■ Work order
Pull every line containing "this" out of the material below.

■ The input
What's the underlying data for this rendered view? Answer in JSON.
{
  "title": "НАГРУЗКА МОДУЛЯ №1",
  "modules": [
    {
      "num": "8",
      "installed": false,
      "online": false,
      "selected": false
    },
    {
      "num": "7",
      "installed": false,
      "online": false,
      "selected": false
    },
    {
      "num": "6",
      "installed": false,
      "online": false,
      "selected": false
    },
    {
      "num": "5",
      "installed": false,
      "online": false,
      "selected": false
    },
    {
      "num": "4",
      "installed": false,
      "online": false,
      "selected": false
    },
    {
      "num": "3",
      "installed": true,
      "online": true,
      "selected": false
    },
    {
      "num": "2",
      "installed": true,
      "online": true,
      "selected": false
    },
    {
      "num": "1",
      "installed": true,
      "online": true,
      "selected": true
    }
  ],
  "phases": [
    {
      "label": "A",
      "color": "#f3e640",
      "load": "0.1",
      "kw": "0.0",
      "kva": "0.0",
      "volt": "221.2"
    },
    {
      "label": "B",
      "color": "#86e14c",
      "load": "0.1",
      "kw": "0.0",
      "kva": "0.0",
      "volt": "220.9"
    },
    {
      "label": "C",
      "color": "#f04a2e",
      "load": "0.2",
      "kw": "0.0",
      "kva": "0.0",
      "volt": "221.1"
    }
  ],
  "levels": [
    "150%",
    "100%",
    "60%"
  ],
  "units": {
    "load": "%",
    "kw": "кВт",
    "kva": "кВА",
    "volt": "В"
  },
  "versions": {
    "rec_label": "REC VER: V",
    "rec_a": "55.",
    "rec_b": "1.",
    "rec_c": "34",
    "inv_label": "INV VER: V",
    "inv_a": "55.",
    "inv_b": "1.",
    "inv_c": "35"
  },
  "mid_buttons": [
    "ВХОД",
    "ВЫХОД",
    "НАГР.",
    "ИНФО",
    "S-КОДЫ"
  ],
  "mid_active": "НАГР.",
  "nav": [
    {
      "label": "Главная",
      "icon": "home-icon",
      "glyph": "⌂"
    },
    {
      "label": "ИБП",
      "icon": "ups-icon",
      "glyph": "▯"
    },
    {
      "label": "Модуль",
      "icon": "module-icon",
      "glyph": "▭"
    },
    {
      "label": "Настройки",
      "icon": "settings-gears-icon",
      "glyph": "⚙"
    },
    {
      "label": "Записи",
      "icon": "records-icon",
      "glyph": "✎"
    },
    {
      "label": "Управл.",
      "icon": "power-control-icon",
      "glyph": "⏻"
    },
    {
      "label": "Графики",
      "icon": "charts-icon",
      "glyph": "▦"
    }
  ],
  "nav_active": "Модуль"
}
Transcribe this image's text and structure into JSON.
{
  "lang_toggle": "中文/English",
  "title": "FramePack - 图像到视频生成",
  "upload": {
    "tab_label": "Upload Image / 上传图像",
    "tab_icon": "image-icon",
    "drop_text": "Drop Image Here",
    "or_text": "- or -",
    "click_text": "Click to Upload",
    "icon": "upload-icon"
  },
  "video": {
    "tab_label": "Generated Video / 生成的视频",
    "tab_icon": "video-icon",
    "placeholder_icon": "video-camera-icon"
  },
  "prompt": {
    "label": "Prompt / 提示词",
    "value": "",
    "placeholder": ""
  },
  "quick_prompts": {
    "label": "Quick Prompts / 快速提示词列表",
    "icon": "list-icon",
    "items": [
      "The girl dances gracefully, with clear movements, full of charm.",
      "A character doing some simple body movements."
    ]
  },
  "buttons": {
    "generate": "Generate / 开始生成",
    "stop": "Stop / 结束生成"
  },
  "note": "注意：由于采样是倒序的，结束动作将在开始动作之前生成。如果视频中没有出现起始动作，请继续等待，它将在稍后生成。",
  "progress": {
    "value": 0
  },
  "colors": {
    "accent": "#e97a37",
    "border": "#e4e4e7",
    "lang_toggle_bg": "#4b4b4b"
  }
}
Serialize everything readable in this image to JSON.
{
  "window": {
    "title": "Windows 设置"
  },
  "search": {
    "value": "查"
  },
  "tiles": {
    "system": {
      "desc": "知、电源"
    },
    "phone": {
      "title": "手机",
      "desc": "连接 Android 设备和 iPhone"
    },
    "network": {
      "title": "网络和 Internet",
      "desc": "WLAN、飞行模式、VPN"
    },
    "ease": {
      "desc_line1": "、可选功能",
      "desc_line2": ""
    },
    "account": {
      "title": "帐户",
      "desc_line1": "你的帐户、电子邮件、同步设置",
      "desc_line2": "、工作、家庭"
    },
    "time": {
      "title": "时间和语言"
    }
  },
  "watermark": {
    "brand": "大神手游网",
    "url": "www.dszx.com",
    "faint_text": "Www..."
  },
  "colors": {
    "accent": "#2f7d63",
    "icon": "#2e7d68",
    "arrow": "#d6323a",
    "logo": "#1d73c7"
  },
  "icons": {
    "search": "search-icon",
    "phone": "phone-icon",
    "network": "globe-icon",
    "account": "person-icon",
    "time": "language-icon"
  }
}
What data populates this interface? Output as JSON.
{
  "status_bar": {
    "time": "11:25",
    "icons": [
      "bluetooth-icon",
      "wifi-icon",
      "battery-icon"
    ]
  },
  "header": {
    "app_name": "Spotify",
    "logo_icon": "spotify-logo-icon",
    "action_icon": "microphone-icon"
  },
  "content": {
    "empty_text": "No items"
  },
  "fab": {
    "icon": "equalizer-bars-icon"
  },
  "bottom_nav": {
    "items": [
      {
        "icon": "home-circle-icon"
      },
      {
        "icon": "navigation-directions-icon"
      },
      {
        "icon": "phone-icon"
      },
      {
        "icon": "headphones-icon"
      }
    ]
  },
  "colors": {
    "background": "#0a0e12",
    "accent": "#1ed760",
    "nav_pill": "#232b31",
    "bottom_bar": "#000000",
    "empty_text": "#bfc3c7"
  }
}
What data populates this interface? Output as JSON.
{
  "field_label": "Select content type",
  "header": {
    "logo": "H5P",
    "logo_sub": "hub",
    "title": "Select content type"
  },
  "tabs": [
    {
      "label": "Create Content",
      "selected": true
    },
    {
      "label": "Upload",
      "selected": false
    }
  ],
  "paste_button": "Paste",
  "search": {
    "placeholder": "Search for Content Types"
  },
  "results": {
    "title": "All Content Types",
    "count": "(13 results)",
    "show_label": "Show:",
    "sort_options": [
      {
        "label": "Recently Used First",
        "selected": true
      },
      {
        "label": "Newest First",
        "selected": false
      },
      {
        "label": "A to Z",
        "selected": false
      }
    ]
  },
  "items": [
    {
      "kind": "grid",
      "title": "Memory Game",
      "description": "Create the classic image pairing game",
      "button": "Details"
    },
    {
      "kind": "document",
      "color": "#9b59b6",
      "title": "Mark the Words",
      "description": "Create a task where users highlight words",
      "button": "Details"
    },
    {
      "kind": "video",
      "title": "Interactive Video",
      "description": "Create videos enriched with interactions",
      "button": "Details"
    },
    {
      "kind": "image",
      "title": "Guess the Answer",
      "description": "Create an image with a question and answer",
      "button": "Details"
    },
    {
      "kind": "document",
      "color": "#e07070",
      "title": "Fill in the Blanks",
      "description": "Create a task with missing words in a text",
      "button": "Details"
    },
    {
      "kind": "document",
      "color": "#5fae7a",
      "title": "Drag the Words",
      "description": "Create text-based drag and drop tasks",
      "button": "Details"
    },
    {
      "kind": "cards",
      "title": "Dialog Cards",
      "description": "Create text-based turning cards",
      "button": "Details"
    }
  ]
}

■ Completed task
What's the underlying data for this rendered view? Answer in JSON.
Transcribe this image's text and structure into JSON.
Serialize everything readable in this image to JSON.
What data populates this interface? Output as JSON.
What data populates this interface? Output as JSON.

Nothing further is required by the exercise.